**Work instruction**
If a line includes "Type", copy it out of the entries.

**The input**
■ ■ ■ ■ ■

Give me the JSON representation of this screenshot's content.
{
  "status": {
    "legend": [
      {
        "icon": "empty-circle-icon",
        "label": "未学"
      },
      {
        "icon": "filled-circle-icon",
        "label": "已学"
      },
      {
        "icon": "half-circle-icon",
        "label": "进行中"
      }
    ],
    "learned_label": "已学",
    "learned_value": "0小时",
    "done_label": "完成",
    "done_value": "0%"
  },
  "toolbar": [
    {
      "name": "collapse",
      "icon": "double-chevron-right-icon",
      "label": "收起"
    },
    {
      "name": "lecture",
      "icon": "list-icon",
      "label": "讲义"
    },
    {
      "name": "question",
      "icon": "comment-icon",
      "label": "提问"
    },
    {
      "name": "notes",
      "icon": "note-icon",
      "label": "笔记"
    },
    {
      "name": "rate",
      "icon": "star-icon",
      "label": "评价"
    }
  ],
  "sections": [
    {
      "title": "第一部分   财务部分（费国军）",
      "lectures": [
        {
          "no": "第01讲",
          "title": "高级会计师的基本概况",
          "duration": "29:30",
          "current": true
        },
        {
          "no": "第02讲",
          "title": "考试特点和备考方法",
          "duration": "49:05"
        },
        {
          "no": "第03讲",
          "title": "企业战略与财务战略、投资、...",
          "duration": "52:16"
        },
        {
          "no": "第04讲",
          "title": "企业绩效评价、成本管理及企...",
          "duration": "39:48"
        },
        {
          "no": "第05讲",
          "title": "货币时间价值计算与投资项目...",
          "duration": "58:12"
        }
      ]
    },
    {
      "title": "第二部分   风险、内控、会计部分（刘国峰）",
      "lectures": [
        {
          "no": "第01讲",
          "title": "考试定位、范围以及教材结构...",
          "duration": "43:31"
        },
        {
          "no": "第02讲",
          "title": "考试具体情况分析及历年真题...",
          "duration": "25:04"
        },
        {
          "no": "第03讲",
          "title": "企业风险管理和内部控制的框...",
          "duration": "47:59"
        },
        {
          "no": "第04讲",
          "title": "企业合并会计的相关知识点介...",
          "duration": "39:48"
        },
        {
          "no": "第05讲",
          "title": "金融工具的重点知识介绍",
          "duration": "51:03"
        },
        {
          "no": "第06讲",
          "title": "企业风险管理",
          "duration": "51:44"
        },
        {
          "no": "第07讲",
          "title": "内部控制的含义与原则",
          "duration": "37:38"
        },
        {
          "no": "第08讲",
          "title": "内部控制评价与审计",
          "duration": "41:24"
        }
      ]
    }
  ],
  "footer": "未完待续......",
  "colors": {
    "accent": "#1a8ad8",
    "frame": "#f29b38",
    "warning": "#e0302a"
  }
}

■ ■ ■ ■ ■

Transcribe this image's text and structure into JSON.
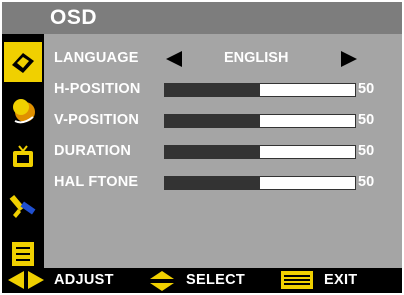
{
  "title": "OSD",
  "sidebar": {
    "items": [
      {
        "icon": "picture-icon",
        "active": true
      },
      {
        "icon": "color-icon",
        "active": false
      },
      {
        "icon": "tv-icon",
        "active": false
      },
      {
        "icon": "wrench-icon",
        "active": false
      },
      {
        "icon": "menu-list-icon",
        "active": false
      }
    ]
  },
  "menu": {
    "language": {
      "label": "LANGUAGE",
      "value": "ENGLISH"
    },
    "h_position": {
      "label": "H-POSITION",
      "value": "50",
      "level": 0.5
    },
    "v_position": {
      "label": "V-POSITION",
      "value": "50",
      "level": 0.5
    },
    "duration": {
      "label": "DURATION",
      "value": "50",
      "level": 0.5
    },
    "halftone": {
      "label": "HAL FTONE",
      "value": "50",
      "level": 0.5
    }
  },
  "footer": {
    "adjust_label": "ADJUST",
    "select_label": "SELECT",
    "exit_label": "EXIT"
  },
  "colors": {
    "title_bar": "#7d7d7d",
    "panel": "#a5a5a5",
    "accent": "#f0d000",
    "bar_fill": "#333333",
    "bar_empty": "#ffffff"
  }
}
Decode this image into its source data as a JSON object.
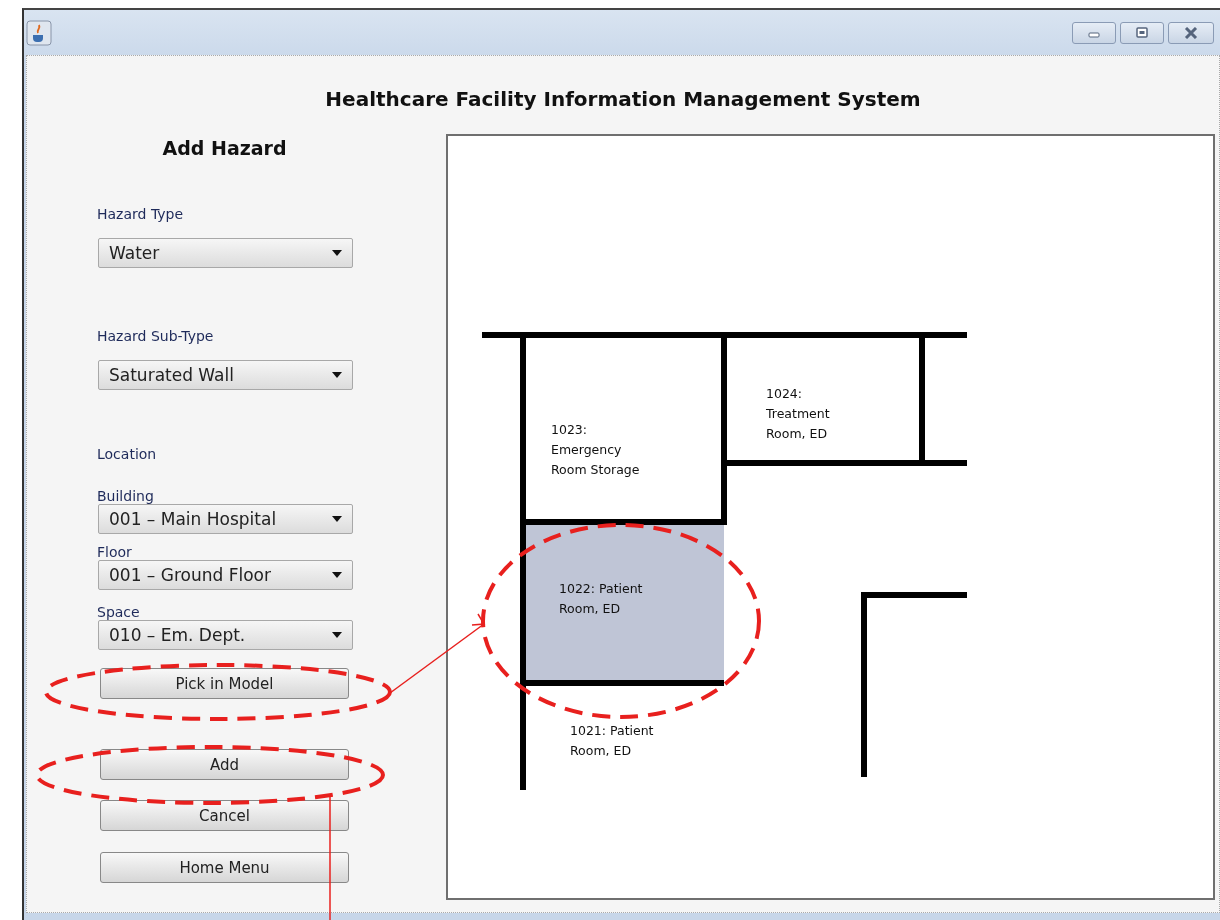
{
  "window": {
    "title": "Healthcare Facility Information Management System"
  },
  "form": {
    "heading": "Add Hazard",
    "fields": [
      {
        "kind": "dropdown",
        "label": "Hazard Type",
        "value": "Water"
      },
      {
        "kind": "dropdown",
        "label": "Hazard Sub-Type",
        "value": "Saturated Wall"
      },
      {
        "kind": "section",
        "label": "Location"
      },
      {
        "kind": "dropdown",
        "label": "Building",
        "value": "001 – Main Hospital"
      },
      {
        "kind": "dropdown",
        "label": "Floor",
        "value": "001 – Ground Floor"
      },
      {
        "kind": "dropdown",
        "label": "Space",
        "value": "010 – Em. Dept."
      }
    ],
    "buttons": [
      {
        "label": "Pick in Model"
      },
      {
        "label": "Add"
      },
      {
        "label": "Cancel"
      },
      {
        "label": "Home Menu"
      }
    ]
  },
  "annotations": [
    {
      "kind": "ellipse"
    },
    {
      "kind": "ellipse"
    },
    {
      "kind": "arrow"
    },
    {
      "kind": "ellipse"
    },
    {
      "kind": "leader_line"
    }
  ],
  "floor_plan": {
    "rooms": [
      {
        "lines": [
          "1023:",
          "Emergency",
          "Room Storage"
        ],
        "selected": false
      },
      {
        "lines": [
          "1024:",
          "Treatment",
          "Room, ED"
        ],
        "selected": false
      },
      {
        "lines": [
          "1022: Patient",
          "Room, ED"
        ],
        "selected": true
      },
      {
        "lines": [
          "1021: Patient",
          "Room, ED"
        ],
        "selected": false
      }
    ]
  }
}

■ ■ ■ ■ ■

**Result of the task**
        "label": "Hazard Type",
        "label": "Hazard Sub-Type",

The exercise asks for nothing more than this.